▶ [Exercise goal]: What is needed here is an exact copy of every entry.

------------------------------------------------------------

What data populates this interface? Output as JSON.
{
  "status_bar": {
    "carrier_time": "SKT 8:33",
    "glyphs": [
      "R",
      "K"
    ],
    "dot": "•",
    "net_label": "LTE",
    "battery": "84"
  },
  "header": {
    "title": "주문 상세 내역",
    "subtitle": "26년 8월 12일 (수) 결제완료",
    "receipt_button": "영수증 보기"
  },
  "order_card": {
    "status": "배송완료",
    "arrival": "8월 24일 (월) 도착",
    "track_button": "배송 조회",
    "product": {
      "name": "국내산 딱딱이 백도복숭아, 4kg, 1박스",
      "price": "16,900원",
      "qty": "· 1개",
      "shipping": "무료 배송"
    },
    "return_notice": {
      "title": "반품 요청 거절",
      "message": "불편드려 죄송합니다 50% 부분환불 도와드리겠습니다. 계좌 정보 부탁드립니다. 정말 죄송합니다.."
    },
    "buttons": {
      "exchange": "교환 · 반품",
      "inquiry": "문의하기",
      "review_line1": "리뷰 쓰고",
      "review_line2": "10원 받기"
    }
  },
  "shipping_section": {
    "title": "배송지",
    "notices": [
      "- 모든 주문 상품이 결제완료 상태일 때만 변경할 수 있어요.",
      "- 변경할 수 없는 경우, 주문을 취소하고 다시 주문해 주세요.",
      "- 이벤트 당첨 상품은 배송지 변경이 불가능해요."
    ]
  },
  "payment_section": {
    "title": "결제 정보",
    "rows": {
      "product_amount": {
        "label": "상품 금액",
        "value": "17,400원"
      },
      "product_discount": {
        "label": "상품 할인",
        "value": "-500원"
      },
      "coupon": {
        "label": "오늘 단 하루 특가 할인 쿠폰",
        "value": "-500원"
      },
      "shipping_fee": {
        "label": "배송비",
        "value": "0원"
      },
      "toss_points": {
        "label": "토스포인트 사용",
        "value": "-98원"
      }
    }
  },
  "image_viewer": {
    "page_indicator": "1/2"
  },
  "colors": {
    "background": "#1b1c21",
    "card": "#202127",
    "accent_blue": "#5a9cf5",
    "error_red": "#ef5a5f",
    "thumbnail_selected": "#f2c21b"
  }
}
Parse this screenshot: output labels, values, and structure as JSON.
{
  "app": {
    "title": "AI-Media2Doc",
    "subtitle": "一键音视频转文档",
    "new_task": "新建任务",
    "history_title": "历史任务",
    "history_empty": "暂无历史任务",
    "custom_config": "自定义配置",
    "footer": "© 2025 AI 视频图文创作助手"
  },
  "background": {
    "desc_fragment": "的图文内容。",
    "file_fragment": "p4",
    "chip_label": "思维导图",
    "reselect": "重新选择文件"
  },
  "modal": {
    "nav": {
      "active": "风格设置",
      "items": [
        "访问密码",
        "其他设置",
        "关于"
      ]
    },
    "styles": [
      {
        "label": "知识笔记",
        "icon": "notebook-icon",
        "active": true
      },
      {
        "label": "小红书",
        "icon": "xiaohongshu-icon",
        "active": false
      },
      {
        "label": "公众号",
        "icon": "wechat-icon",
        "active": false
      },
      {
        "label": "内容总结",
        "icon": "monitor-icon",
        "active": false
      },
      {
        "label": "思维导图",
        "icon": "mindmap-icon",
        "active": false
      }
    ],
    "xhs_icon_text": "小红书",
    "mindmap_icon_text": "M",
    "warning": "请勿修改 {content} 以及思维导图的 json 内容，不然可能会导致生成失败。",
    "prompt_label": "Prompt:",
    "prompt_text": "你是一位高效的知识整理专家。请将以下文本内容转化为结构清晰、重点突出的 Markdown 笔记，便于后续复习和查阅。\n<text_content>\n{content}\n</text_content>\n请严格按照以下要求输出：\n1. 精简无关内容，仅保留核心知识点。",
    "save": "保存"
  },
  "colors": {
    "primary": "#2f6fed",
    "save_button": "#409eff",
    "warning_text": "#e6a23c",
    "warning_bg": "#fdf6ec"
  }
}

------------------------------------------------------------

▶ [Solution]:
What data populates this interface? Output as JSON.
{
  "status_bar": {
    "carrier_time": "SKT 8:33",
    "glyphs": [
      "R",
      "K"
    ],
    "dot": "•",
    "net_label": "LTE",
    "battery": "84"
  },
  "header": {
    "title": "주문 상세 내역",
    "subtitle": "26년 8월 12일 (수) 결제완료",
    "receipt_button": "영수증 보기"
  },
  "order_card": {
    "status": "배송완료",
    "arrival": "8월 24일 (월) 도착",
    "track_button": "배송 조회",
    "product": {
      "name": "국내산 딱딱이 백도복숭아, 4kg, 1박스",
      "price": "16,900원",
      "qty": "· 1개",
      "shipping": "무료 배송"
    },
    "return_notice": {
      "title": "반품 요청 거절",
      "message": "불편드려 죄송합니다 50% 부분환불 도와드리겠습니다. 계좌 정보 부탁드립니다. 정말 죄송합니다.."
    },
    "buttons": {
      "exchange": "교환 · 반품",
      "inquiry": "문의하기",
      "review_line1": "리뷰 쓰고",
      "review_line2": "10원 받기"
    }
  },
  "shipping_section": {
    "title": "배송지",
    "notices": [
      "- 모든 주문 상품이 결제완료 상태일 때만 변경할 수 있어요.",
      "- 변경할 수 없는 경우, 주문을 취소하고 다시 주문해 주세요.",
      "- 이벤트 당첨 상품은 배송지 변경이 불가능해요."
    ]
  },
  "payment_section": {
    "title": "결제 정보",
    "rows": {
      "product_amount": {
        "label": "상품 금액",
        "value": "17,400원"
      },
      "product_discount": {
        "label": "상품 할인",
        "value": "-500원"
      },
      "coupon": {
        "label": "오늘 단 하루 특가 할인 쿠폰",
        "value": "-500원"
      },
      "shipping_fee": {
        "label": "배송비",
        "value": "0원"
      },
      "toss_points": {
        "label": "토스포인트 사용",
        "value": "-98원"
      }
    }
  },
  "image_viewer": {
    "page_indicator": "1/2"
  },
  "colors": {
    "background": "#1b1c21",
    "card": "#202127",
    "accent_blue": "#5a9cf5",
    "error_red": "#ef5a5f",
    "thumbnail_selected": "#f2c21b"
  }
}
Parse this screenshot: output labels, values, and structure as JSON.
{
  "app": {
    "title": "AI-Media2Doc",
    "subtitle": "一键音视频转文档",
    "new_task": "新建任务",
    "history_title": "历史任务",
    "history_empty": "暂无历史任务",
    "custom_config": "自定义配置",
    "footer": "© 2025 AI 视频图文创作助手"
  },
  "background": {
    "desc_fragment": "的图文内容。",
    "file_fragment": "p4",
    "chip_label": "思维导图",
    "reselect": "重新选择文件"
  },
  "modal": {
    "nav": {
      "active": "风格设置",
      "items": [
        "访问密码",
        "其他设置",
        "关于"
      ]
    },
    "styles": [
      {
        "label": "知识笔记",
        "icon": "notebook-icon",
        "active": true
      },
      {
        "label": "小红书",
        "icon": "xiaohongshu-icon",
        "active": false
      },
      {
        "label": "公众号",
        "icon": "wechat-icon",
        "active": false
      },
      {
        "label": "内容总结",
        "icon": "monitor-icon",
        "active": false
      },
      {
        "label": "思维导图",
        "icon": "mindmap-icon",
        "active": false
      }
    ],
    "xhs_icon_text": "小红书",
    "mindmap_icon_text": "M",
    "warning": "请勿修改 {content} 以及思维导图的 json 内容，不然可能会导致生成失败。",
    "prompt_label": "Prompt:",
    "prompt_text": "你是一位高效的知识整理专家。请将以下文本内容转化为结构清晰、重点突出的 Markdown 笔记，便于后续复习和查阅。\n<text_content>\n{content}\n</text_content>\n请严格按照以下要求输出：\n1. 精简无关内容，仅保留核心知识点。",
    "save": "保存"
  },
  "colors": {
    "primary": "#2f6fed",
    "save_button": "#409eff",
    "warning_text": "#e6a23c",
    "warning_bg": "#fdf6ec"
  }
}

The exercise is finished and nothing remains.